  3. Intestinal Permeability or Leaky Gut – this is where the lining of the intestines is compromised, especially the small intestine. Gluten can contribute to this problem significantly!

How Does Gluten Directly Affect the Thyroid?

Some studies have found that going on a gluten free diet alone put about 20% of people with celiac and autoimmune thyroid (Hashimoto’s) into remission and thyroid antibodies were negligible. Another study found that 88% of the people with autoimmune thyroid felt better on a gluten free diet. Again, the outcomes may be better if a truly gluten free diet is followed (visit our website for a copy of this diet, at the link above). Avoiding gluten may not be the total answer, but it can play a significant part.

Although the exact mechanism is not completely understood it does appear that the gluten proteins elicit both an antibody and other immune system response (T lymphocytes) at the level of the gut. It so happens that these “gluten” antibodies and T lymphocytes formed will recognize the proteins on the cell surface (membrane) of the thyroid and destroy or attack the thyroid. This “misdirected” immune process is known as molecular mimicry.

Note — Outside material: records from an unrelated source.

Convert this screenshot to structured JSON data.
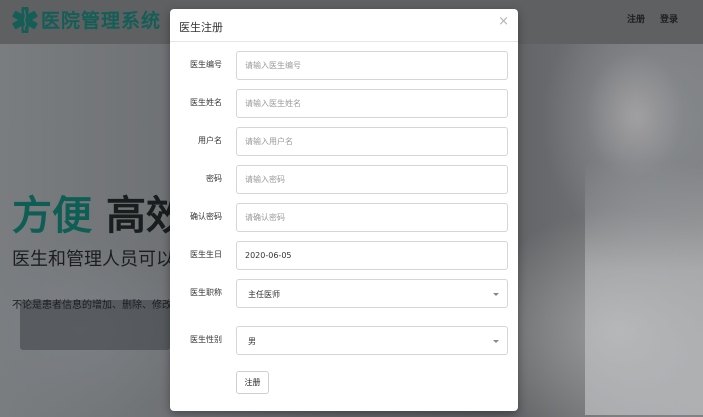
{
  "background": {
    "logo_icon": "medical-star-icon",
    "logo_text": "医院管理系统",
    "nav": {
      "register": "注册",
      "login": "登录"
    },
    "hero": {
      "title_part1": "方便",
      "title_part2": "高效",
      "subtitle": "医生和管理人员可以",
      "description": "不论是患者信息的增加、删除、修改还"
    }
  },
  "modal": {
    "title": "医生注册",
    "close_symbol": "×",
    "fields": {
      "doctor_id": {
        "label": "医生编号",
        "placeholder": "请输入医生编号",
        "value": ""
      },
      "doctor_name": {
        "label": "医生姓名",
        "placeholder": "请输入医生姓名",
        "value": ""
      },
      "username": {
        "label": "用户名",
        "placeholder": "请输入用户名",
        "value": ""
      },
      "password": {
        "label": "密码",
        "placeholder": "请输入密码",
        "value": ""
      },
      "confirm_password": {
        "label": "确认密码",
        "placeholder": "请确认密码",
        "value": ""
      },
      "birthday": {
        "label": "医生生日",
        "value": "2020-06-05"
      },
      "title": {
        "label": "医生职称",
        "selected": "主任医师"
      },
      "gender": {
        "label": "医生性别",
        "selected": "男"
      }
    },
    "submit_label": "注册"
  },
  "colors": {
    "brand": "#155e57",
    "overlay": "#5f6061",
    "modal_bg": "#ffffff"
  }
}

The immune system also produces antibodies to key enzymes and proteins in the thyroid. These are called thyroglobulin antibodies (TGB Abs) and Thyroxine Peroxidase antibodies (TPO Abs). This immune attack eventually decreases the thyroid’s ability to produce proper levels of thyroid hormone both T4 and T3.

What Can Be Done to Help with Hashimoto’s?

First of all, stop eating gluten! The next thing is to have a thorough blood test that can evaluate your thyroid which should include the following:

 

 

  1. TSH
  2. Total and free T4
  3. Total and free T3
  4. Reverse T3
  5. Antibodies for TGB and TPO
Hashimoto's Thyroiditis Lab Testing

Next, identify and fix some of the triggers noted above. Some of these other triggers may have to be identified with additional blood work, salivary hormone analysis, stool analysis. The key thing to remember is that the underlying causes of autoimmune thyroiditis is immune system imbalance and inflammation. It is not so much about only balancing your thyroid hormones as this balance occurs as the immune system is rebalanced.

In our next newsletter, we will explore an extremely important interplay between the thyroid and adrenal gland function. We will also look at important role that the minerals selenium and zinc play with the thyroid.

If you suspect you may have some health issues regarding your thyroid, please contact our office at (480) 732 – 0911 and one of my staff members will be happy to assist.